= Problem description =
Select the lines of the records containing the word "questions" and list them.

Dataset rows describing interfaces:
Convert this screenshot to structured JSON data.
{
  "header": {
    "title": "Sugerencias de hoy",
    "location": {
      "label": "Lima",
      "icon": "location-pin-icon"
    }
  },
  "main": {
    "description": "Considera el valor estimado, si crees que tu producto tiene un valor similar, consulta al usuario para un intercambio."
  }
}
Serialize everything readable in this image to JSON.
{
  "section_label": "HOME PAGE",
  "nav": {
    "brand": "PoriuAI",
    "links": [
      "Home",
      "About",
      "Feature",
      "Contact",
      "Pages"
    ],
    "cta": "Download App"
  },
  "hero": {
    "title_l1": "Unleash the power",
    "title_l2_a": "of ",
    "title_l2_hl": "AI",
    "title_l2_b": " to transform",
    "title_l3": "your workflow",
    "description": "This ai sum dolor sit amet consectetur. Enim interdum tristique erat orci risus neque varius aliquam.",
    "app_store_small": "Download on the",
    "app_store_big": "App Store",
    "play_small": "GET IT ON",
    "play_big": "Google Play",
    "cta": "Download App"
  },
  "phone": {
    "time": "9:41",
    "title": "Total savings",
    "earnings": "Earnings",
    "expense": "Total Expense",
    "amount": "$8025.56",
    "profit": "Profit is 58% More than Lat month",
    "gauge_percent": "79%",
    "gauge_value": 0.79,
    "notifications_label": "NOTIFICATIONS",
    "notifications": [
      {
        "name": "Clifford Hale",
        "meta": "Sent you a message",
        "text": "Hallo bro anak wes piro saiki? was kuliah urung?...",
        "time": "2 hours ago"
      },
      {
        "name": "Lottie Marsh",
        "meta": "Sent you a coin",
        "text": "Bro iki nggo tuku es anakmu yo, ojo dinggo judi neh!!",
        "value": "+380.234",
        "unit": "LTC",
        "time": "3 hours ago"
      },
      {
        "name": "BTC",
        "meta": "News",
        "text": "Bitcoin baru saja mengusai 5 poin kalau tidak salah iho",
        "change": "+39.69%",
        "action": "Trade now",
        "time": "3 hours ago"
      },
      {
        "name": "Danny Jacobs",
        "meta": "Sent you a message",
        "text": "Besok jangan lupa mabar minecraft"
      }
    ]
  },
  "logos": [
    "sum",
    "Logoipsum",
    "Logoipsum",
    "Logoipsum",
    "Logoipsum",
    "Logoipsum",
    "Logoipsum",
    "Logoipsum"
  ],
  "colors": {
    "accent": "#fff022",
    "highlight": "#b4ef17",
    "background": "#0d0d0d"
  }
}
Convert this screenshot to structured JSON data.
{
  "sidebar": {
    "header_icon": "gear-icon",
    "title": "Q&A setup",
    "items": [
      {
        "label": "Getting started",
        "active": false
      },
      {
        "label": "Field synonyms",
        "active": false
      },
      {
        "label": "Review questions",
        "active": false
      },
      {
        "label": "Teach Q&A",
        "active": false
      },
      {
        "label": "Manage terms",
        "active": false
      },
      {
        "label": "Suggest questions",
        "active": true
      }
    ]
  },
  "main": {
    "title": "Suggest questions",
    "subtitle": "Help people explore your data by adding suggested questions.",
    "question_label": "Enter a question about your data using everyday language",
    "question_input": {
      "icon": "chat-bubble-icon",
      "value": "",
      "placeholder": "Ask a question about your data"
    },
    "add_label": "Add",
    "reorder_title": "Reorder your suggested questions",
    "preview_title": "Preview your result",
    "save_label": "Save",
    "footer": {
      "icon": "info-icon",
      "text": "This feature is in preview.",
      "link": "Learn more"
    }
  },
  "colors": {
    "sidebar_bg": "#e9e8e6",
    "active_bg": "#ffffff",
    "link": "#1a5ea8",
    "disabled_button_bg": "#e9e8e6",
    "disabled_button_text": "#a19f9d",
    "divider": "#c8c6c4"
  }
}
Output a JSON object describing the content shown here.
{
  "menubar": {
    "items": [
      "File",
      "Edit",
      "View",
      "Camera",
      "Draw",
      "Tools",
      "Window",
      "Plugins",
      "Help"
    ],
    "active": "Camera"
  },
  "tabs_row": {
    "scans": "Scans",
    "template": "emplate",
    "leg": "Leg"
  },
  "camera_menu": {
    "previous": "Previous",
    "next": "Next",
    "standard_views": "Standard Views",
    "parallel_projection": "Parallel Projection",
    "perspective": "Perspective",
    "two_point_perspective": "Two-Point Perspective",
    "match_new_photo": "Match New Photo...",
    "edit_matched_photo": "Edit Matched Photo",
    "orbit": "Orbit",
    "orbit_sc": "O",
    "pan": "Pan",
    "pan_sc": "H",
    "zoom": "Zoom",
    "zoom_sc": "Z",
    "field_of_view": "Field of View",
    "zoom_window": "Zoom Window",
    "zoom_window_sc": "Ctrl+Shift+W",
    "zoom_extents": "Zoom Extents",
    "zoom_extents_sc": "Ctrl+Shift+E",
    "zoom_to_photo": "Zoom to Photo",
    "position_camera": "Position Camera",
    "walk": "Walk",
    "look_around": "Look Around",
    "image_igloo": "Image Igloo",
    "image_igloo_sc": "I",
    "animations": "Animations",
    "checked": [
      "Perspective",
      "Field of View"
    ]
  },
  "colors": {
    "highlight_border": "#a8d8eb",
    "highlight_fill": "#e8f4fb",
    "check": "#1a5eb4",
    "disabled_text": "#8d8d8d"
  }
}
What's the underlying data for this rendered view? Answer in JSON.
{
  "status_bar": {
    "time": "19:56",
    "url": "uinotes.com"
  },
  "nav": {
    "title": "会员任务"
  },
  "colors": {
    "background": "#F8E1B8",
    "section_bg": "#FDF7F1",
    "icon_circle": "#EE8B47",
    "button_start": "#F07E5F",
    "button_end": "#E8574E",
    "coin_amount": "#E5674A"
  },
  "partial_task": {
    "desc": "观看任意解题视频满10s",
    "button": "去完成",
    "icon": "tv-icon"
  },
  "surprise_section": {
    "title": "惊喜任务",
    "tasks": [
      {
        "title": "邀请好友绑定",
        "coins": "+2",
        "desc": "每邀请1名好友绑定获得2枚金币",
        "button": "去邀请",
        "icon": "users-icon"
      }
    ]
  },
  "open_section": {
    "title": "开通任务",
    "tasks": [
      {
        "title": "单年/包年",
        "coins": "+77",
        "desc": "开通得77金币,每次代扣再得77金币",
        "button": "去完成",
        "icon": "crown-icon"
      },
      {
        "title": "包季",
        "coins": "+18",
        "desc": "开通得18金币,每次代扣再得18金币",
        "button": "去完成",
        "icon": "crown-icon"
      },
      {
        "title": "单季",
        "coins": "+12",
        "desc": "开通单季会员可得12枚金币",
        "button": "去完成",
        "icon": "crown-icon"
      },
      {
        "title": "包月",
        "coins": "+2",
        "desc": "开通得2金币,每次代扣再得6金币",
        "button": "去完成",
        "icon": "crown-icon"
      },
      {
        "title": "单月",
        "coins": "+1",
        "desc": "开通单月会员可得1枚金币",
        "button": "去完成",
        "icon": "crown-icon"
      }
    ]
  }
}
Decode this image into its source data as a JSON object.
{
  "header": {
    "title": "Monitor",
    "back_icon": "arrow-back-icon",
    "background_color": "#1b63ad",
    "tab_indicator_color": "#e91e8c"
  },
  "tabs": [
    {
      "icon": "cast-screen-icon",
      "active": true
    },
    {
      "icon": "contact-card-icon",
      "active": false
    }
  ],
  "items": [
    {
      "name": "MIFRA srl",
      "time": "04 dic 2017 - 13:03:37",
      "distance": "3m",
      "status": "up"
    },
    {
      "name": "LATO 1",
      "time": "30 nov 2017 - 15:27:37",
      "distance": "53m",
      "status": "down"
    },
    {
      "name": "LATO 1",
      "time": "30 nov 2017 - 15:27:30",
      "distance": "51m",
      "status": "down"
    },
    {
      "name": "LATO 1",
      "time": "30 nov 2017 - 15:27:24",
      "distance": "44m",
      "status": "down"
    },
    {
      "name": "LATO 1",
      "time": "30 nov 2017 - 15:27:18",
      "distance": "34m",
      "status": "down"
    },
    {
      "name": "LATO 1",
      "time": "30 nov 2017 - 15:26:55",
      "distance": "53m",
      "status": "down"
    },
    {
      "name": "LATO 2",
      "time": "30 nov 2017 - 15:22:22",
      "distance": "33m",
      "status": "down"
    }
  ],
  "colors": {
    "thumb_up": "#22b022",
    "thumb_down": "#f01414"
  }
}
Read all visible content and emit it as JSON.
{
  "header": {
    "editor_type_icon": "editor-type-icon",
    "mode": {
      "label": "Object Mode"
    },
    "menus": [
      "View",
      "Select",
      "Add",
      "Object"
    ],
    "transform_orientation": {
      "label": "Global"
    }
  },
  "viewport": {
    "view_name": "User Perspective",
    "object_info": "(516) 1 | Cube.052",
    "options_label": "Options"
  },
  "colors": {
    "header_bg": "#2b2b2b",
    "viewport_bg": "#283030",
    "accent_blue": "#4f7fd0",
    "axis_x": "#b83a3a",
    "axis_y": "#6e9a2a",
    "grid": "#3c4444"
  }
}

= Solution =
        "label": "Review questions",
        "label": "Suggest questions",
    "title": "Suggest questions",
    "subtitle": "Help people explore your data by adding suggested questions.",
    "reorder_title": "Reorder your suggested questions",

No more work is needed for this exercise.